LIST OF CLASSIFICATION SOCIETIES BY DATE OF INCEPTION
100 YEAR STORM
of the SeaVax subassemblies are likely to be produced by
specialist marine fabricators who will employ coded welders
and work exclusively in marine grades of aluminium such as
BUILDING and HULL CONSTRUCTION CERTIFICATES
The Lloyd's "Building Certificate" and "Hull Construction Certificate" do not involve ongoing classification surveys. ABS, on the other hand, offers a "Hull Certificate" in which they duplicate the classification process up to the point of delivery, at which time ABS involvement ends. Unlike Lloyd's, ABS also offers a "Plan Review" that takes the same hard look at the hull design and construction plans that they use for a full classification, but no construction surveys are performed and machinery systems are not included.
Dave Christiensen estimates that the added cost is about 3 percent of the total, and probably adds 300 to 400 manhours of engineering time to prepare extra drawings and plans.
& DEVELOPMENT - ClassNK offers a broad range of services that encompass every aspect of ship classification from the approval of vessel and machinery plans to the survey and registration of the ship and ship installations, approval of materials, equipment and outfitting gear, as well as the assessment and registration of ship safety management systems and security systems.
ABS is easier to deal with than Lloyd's if you want to try an unusual design or construction process. If you can back up your idea with facts and figures, ABS will approve it while Lloyd's tends to take a more conservative view of any deviation from the norm.
ABS has made a concerted effort to reach the yachting market, and ABS representative Bob Curry worked extensively with the Offshore Racing Council's Technical Committee and several naval architects, notably Gary Mull and Olin Stephens, to devise fair and realistic scantling rules for offshore racing yachts. The result is a comprehensive guide, "Building And Classing Offshore Racing Yachts," that is both up-to-date in terms of technology as well as in a simple engineering format for designers to use.
Lloyd's Register Group Limited (LR) is a technical and business services organisation and a maritime classification society, wholly owned by the Lloyd’s Register Foundation, a UK charity dedicated to research and education in science and engineering.

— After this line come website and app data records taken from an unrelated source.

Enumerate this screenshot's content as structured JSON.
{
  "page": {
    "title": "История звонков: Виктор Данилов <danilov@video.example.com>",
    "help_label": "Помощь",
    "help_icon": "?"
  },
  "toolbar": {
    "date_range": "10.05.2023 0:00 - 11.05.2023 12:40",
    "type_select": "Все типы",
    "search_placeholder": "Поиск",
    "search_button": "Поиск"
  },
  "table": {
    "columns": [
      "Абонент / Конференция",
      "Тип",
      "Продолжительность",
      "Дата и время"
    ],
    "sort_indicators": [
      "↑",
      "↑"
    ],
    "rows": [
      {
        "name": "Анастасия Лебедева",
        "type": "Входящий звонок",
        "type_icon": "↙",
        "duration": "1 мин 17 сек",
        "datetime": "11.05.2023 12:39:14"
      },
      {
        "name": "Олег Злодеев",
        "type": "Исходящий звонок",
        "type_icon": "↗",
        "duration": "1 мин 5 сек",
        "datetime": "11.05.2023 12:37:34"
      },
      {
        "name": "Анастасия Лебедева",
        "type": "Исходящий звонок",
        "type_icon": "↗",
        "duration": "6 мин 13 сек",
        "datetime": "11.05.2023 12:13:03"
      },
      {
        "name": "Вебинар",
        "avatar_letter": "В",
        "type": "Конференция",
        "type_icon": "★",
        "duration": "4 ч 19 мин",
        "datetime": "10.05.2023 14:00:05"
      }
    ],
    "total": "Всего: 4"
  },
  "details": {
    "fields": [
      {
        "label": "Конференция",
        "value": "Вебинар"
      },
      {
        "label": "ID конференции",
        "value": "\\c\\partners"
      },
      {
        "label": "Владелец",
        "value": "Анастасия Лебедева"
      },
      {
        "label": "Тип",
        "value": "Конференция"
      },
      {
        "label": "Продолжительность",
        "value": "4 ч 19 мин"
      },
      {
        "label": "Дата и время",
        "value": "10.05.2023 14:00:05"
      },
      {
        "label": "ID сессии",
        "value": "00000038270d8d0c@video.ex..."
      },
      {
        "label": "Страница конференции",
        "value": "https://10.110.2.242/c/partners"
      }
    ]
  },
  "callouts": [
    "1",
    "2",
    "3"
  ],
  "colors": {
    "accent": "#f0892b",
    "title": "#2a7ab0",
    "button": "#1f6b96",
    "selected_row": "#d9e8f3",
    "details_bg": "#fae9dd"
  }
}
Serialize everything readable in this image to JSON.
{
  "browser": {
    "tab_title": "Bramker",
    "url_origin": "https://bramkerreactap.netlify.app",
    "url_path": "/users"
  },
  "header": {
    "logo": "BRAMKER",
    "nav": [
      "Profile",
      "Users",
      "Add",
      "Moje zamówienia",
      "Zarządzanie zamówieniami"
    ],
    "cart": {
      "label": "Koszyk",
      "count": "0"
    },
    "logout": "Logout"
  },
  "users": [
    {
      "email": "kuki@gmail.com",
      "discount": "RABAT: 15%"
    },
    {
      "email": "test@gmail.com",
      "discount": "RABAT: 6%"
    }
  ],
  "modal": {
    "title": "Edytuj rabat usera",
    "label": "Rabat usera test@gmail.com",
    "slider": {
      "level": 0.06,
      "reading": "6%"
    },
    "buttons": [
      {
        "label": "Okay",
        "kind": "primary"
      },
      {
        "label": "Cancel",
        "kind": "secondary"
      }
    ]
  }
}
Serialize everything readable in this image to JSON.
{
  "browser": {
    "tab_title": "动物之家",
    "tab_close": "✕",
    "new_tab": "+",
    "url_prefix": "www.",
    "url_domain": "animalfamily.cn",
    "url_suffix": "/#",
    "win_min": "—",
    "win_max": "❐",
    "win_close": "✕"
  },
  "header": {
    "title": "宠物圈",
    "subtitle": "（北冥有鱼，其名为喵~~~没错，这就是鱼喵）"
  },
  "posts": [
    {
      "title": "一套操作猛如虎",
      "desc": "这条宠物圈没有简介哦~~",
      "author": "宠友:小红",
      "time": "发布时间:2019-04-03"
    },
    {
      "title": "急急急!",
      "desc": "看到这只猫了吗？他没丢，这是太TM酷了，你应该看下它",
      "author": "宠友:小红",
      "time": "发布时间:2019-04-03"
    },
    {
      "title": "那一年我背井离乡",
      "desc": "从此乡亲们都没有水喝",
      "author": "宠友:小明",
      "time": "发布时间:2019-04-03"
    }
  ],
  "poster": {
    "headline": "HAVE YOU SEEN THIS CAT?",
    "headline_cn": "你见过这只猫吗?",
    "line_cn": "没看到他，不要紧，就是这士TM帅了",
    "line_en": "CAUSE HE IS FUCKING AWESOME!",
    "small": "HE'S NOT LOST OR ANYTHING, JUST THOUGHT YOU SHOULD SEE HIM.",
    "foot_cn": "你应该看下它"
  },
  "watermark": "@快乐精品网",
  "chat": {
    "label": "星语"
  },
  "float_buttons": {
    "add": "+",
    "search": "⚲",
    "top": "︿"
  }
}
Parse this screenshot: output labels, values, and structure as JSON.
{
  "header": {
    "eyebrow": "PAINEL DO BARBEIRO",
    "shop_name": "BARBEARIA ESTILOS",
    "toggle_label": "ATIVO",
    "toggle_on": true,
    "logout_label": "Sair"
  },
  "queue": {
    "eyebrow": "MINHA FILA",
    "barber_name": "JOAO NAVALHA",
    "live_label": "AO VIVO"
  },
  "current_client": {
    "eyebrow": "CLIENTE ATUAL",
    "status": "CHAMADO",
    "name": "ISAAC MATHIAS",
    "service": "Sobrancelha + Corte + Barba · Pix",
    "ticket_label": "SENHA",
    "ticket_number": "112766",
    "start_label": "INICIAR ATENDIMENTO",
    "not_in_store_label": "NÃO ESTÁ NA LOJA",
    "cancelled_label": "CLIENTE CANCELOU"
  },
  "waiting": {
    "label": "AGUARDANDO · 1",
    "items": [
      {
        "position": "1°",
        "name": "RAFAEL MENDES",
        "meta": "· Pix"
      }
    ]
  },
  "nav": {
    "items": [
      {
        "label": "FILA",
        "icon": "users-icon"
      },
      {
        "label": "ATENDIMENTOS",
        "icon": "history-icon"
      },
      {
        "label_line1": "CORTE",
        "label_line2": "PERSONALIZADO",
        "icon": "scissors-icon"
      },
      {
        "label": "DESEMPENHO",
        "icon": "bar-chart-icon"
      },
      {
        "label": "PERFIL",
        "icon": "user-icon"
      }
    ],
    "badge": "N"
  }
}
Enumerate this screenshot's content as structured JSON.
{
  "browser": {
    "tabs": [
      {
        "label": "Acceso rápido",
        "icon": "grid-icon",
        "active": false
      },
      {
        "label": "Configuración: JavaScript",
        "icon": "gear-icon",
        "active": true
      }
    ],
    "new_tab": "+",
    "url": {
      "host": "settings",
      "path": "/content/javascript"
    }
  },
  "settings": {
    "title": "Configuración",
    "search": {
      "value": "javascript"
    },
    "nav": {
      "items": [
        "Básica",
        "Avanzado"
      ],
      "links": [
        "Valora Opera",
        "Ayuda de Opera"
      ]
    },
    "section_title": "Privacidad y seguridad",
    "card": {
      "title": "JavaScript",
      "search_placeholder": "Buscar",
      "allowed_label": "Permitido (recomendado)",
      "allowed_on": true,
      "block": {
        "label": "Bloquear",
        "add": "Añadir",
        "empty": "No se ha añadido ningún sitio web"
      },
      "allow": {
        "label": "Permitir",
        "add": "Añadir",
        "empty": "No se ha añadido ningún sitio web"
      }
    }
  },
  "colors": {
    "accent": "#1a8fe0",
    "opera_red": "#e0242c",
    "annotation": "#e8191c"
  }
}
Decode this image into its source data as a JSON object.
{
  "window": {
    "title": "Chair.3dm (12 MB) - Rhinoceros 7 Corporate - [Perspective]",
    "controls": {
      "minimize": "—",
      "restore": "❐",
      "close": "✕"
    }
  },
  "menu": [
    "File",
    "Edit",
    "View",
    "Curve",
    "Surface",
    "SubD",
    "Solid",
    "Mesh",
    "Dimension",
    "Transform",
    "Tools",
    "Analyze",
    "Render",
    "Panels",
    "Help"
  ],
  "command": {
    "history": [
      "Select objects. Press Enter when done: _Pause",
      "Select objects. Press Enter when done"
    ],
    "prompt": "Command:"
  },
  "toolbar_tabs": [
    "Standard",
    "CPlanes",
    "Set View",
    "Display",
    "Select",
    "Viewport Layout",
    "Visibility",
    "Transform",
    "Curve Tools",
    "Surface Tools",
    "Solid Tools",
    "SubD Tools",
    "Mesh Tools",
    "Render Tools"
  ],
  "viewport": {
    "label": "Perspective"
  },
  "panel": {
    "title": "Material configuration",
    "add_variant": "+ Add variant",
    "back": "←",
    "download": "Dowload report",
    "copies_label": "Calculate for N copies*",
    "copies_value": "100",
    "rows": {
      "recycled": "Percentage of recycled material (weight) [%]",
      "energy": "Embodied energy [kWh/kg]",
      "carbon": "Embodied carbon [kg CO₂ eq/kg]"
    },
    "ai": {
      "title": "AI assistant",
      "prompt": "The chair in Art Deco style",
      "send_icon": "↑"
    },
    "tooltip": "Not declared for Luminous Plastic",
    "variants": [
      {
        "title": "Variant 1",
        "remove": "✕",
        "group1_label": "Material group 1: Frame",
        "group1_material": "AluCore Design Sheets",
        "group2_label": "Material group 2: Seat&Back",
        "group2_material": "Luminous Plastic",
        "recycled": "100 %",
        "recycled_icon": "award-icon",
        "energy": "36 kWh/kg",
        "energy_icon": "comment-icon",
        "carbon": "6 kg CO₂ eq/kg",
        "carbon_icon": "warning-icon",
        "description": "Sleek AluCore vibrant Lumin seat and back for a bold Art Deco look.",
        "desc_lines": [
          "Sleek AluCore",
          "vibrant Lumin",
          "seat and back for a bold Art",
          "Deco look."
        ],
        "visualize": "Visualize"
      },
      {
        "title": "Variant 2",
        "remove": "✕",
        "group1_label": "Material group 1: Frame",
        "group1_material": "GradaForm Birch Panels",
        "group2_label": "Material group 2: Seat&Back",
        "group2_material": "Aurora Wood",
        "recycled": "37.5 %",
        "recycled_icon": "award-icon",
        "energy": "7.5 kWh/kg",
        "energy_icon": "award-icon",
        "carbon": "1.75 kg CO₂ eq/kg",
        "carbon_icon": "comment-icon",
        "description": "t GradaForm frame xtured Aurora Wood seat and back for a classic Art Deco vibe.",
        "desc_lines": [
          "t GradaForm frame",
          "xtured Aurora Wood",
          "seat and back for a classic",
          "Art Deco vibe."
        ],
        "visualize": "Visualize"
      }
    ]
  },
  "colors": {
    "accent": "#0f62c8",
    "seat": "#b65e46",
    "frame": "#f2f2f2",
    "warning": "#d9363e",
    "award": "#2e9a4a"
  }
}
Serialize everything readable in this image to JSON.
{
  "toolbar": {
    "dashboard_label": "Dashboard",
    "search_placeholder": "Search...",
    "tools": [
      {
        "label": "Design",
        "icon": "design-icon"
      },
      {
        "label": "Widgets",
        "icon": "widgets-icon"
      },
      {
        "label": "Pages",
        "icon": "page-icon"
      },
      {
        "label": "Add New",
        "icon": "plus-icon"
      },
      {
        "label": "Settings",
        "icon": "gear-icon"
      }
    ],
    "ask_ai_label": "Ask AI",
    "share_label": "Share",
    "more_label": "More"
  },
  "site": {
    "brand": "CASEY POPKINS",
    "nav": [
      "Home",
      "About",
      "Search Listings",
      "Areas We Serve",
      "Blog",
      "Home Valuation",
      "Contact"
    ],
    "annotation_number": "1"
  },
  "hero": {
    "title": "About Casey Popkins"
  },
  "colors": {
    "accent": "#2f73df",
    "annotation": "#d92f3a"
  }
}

Classification societies exist in the shipping industry for insurance purposes to provide a uniform worldwide standard, but why is this needed in yachts where a normal surveyor could provide much the same service at far lower cost? For one thing, yachts have become small ships with all the myriad systems and complexities that would be beyond the grasp of any single surveyor and, second, with the growing variety of materials and techniques, the societies provide an information service that shares the success of certain methods and remembers the failures of others.
True or not, it is debatable as to whether a buyer would want a boat built to society standards. One well-known builder noted that it is impossible to build the high-speed motor-yachts, now so popular, to classification because of the sacrifices necessary to keep the weight to a minimum.
societies say that they have been classing high-speed patrol craft and other speed-oriented vessels for many years, and suggest that the builder is probably cutting many corners in search of an extra knot or
two. Whereas the builder may simply have evolved a method of
improving performance that the societies have not yet
NGAWI BEACH - This is how they recover boats on the beaches of New Zealand. It is a crude but cost effective development of trailer launching that is commendable in terms of practicality..
LINKS & REFERENCES
This website is provided on a free basis as a public information service. Copyright © Cleaner Oceans Foundation Ltd (COFL) (Company No: 4674774) 2020. Solar Studios, BN271RF, United Kingdom. COFL is a charity without share capital. The names Amphimax™, RiverVax™ and SeaVax™ are trademarks.